When your doctor says you have high blood pressure, the medical name for your condition is “hypertension.” Blood pressure is created when the heart beats, propelling blood throughout the body. Blood pressure occurs in two distinct phases, corresponding to the contraction and relaxation of the heart muscle. When the heart contracts, it ejects a certain volume of blood out from its right side into the body’s largest artery, the aorta. This initial thrust causes “systolic” blood pressure, which is the upper number of your blood pressure reading. As the heart relaxes, the blood presses against the walls of the arteries as it circulates, causing “diastolic” blood pressure, which is the lower number in your reading. Systolic blood pressure is a measure of the heart’s blood output, while diastolic is determined by the resistance of arteries in the extremities to the flow of blood. If your blood pressure reading is “120 over 80,” this means your systolic pressure is 120 and your diastolic is 80.

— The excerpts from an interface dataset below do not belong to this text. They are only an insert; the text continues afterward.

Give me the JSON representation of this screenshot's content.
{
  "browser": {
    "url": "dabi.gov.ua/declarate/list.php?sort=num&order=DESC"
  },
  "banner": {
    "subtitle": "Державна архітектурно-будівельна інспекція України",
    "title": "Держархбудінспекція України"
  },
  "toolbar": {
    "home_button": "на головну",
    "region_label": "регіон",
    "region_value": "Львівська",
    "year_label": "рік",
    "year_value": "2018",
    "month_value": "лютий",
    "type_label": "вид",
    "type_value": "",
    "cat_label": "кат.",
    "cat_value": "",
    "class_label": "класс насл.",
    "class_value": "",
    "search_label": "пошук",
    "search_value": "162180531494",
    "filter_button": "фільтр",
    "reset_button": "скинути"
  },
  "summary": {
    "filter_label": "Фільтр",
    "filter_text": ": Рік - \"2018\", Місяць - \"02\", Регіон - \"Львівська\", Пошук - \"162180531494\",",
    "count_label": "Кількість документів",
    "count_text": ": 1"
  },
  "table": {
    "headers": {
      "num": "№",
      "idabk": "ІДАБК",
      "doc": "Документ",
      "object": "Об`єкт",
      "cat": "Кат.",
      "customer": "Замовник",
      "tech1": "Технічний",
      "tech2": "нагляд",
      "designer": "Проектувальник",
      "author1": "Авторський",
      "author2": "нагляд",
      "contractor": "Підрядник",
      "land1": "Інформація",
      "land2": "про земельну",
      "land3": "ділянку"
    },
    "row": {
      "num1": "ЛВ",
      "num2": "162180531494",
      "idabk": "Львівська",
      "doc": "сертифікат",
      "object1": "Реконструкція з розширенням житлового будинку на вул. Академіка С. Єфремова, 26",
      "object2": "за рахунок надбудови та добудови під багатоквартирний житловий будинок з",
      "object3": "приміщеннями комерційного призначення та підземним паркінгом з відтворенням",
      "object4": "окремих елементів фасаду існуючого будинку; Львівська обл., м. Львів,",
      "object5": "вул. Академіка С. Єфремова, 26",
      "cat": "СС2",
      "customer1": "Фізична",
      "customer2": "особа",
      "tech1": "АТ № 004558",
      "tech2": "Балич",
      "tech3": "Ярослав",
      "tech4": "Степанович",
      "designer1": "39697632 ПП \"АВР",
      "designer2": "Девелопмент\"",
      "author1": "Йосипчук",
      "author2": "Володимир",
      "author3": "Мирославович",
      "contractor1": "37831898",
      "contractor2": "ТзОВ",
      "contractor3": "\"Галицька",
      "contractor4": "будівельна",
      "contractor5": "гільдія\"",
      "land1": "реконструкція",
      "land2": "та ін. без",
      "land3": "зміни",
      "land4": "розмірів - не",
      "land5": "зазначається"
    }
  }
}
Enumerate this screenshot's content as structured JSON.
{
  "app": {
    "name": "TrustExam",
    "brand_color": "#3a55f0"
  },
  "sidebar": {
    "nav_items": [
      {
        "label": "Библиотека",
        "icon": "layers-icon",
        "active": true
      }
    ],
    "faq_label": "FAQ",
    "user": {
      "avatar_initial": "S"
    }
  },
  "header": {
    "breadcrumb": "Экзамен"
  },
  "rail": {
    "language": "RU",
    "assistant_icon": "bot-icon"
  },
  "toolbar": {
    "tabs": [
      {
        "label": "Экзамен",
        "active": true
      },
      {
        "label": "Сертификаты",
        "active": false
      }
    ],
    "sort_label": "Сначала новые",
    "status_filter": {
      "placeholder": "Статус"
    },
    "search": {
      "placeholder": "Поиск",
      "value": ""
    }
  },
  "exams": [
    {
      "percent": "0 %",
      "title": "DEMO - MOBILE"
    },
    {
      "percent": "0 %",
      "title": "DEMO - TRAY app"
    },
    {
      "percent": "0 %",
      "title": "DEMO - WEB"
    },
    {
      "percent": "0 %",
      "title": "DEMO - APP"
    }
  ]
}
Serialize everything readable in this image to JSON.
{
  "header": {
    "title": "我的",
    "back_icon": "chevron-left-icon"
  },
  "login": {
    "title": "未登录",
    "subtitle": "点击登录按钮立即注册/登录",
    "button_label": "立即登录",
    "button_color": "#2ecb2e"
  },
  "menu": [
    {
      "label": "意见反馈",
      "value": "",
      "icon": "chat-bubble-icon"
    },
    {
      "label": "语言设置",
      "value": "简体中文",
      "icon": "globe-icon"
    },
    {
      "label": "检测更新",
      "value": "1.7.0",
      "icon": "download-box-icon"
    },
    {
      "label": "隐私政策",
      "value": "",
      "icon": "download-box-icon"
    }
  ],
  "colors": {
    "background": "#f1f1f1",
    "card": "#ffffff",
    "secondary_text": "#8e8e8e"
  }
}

A study published in the European Journal of Clinical Nutrition, assessed the association between daily sodium intake and hypertension. The study included 940 men who completed food frequency questionnaires and had their blood pressure and sodium excretion in urine measured. The results revealed that sodium excretion was significantly lower in treated hypertensive patients and higher in overweight/obese participants when compared with normotensive and normal-weight individuals, respectively. Researchers determined that an increased salt intake and an altered renal sodium handling were observed in overweight and obese participants. They also found that sodium intake was only slightly less in hypertensive participants on pharmacological therapy. Therefore, high salt intake and disrupted kidney function in obese and overweight people seem to contribute to hypertension.1
1 Venezia A, Barba G, Russo O, et al. Dietary sodium intake in a sample of adult male population in southern Italy: results of the Olivetti Heart Study. Eur J Clin Nutr. Mar2010.